Teacher-librarians such as Valenza promote their role as critical in educating more news literate and savvy information consumers. Tiffany states that this is more effective the earlier that students encounter such educators (Tiffany, 2016).
Coupled with the relatively recent rise in the spreading of “untruthiness”, is the concept held by many that free press equates to neutral information (Valenza, 2016). History teachers are adept at demonstrating that the underlying perspective of the creator, or interpretation of the historian affects the way in which the information s viewed. Much harder to teach, however, is the effect our own attitudes and biases affect the way in which we read and often lead us to ignore viewpoints that differ from our own (Valenza, 2016).
Teaching younger students about appraising calibre and authenticating content is made a little easier by using a resource such as the TED talk on “How to choose your own news” (Brown, 2014) – an engaging animation.
There is no doubt that there has been an exponential increase in the publication of extreme, untrue and misleading “fake news” since the rise of social media such as Twitter and Facebook, partly due to the fact that the number of clicks may equate to real income for the posters (Garun, 2016). This poses a real issue for the founders of such sites, such as Facebook’s Mark Zuckerberg, who has expressed concern at the site being forced into becoming arbiters of truth (Liptak, 2016). The sites on which such “untruthiness” is spread have become known for fostering click bait (Zimdars, 2016).
There have also been allegations that social platforms influenced election results in several countries in 2016 (Garun, 2016). This of itself may not be all bad – but it does indicate the serious need for teaching readers how to negotiate the publications of our time by understanding the underlying purpose of the publications to which they are exposed, and to question the authenticity of what they read, in much the same way that commercial transactions advise that the buyer must be aware. It is critical that leading universities such as Stanford do not continue to find that their students are vulnerable to fake news (Weinberg, 2016).
It is crucial that Australian students are able to learn within their own context about the ways this can be an issue locally, as well as seeing information relating to the United States in particular.

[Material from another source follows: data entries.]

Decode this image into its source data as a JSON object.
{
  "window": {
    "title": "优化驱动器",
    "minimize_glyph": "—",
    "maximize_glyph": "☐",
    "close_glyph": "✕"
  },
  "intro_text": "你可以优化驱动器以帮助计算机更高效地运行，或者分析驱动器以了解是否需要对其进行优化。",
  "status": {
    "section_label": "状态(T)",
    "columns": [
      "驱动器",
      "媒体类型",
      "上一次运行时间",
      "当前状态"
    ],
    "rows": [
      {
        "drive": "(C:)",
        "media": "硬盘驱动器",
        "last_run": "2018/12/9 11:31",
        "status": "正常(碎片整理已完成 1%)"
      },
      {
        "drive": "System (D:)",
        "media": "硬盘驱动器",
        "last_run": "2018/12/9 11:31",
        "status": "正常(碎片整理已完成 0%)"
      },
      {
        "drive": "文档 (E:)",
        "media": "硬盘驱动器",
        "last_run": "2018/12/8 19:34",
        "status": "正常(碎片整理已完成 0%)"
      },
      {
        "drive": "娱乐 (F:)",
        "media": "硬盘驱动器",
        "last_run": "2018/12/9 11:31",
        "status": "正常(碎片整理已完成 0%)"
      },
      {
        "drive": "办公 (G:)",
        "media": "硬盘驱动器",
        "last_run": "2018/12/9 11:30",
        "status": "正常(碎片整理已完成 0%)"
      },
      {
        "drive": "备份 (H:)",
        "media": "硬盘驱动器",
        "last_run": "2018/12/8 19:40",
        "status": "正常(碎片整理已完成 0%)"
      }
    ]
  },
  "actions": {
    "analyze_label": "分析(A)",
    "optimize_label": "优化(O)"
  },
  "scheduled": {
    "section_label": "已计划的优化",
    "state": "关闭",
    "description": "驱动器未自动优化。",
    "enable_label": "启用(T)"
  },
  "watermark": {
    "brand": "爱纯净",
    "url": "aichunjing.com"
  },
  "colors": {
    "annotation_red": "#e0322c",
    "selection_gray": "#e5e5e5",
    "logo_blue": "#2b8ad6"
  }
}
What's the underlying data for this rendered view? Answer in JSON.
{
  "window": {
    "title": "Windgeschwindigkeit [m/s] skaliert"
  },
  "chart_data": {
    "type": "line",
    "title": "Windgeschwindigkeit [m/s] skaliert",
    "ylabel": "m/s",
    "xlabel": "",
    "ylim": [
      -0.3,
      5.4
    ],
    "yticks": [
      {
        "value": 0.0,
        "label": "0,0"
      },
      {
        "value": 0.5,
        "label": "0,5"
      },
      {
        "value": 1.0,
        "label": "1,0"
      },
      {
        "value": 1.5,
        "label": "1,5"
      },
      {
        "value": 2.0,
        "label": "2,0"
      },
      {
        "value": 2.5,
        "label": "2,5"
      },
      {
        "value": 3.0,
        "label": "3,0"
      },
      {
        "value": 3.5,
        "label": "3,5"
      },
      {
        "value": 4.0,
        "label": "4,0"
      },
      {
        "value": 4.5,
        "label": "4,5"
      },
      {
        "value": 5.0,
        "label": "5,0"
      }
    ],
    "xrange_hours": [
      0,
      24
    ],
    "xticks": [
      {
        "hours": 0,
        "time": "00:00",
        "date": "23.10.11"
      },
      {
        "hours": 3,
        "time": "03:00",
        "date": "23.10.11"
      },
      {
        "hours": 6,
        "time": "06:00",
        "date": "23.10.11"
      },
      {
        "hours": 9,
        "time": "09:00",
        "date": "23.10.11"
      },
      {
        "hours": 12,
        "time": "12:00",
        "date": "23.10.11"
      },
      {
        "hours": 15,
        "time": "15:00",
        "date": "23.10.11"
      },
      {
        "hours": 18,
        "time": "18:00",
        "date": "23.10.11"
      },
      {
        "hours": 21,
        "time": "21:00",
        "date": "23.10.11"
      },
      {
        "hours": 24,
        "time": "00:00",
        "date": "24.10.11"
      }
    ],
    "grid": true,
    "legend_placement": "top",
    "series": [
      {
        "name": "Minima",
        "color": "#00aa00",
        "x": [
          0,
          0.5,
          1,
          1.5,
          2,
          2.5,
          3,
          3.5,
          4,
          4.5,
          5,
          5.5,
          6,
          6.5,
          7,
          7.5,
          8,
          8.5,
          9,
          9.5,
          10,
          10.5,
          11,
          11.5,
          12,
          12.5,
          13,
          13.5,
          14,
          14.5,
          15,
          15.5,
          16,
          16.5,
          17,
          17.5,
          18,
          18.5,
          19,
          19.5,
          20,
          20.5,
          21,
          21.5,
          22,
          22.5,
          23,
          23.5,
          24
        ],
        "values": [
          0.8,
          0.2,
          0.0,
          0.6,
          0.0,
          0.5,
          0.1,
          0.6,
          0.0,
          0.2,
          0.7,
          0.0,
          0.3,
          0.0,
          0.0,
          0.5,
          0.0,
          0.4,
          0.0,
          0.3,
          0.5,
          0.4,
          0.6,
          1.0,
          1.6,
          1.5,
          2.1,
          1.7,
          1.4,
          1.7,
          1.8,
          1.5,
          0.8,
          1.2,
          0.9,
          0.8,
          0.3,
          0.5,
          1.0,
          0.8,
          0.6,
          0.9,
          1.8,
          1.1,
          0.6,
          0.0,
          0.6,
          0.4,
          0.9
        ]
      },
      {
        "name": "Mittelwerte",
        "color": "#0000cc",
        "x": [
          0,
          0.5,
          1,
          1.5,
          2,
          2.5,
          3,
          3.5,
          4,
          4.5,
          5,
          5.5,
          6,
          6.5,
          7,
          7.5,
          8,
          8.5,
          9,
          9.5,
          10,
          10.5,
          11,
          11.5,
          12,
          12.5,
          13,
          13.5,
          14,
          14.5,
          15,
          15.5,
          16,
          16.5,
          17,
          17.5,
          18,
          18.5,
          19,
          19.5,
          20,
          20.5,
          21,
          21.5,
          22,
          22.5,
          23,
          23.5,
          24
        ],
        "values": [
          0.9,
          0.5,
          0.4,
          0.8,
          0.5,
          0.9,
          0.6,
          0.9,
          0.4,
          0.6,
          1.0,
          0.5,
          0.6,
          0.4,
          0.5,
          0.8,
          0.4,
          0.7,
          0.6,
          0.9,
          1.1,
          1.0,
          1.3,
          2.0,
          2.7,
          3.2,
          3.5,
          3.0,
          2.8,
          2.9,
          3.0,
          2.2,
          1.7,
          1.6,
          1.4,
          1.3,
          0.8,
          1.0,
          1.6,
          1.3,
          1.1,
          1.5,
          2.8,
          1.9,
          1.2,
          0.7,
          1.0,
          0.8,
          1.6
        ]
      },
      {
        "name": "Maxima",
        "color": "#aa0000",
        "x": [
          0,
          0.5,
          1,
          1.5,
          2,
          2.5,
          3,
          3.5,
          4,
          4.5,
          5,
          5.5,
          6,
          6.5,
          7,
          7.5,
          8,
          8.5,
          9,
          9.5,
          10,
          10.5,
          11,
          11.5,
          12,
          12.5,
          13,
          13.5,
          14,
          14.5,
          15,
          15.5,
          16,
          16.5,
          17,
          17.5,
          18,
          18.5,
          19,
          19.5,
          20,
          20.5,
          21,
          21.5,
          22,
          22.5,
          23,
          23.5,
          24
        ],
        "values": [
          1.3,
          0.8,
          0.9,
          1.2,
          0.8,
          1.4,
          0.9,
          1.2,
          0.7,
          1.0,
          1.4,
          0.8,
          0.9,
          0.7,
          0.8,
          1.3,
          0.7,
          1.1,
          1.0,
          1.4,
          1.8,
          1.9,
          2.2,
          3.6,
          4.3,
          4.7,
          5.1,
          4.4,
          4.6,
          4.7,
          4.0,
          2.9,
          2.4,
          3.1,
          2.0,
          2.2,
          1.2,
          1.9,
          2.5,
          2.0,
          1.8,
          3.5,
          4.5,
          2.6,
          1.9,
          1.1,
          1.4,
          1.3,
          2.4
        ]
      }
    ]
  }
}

We need to be developing Australian resources to support teaching the necessary skills.
As a teacher-librarian and History teacher I am up for the challenge – are you? Join the conversation at #truthinessEDU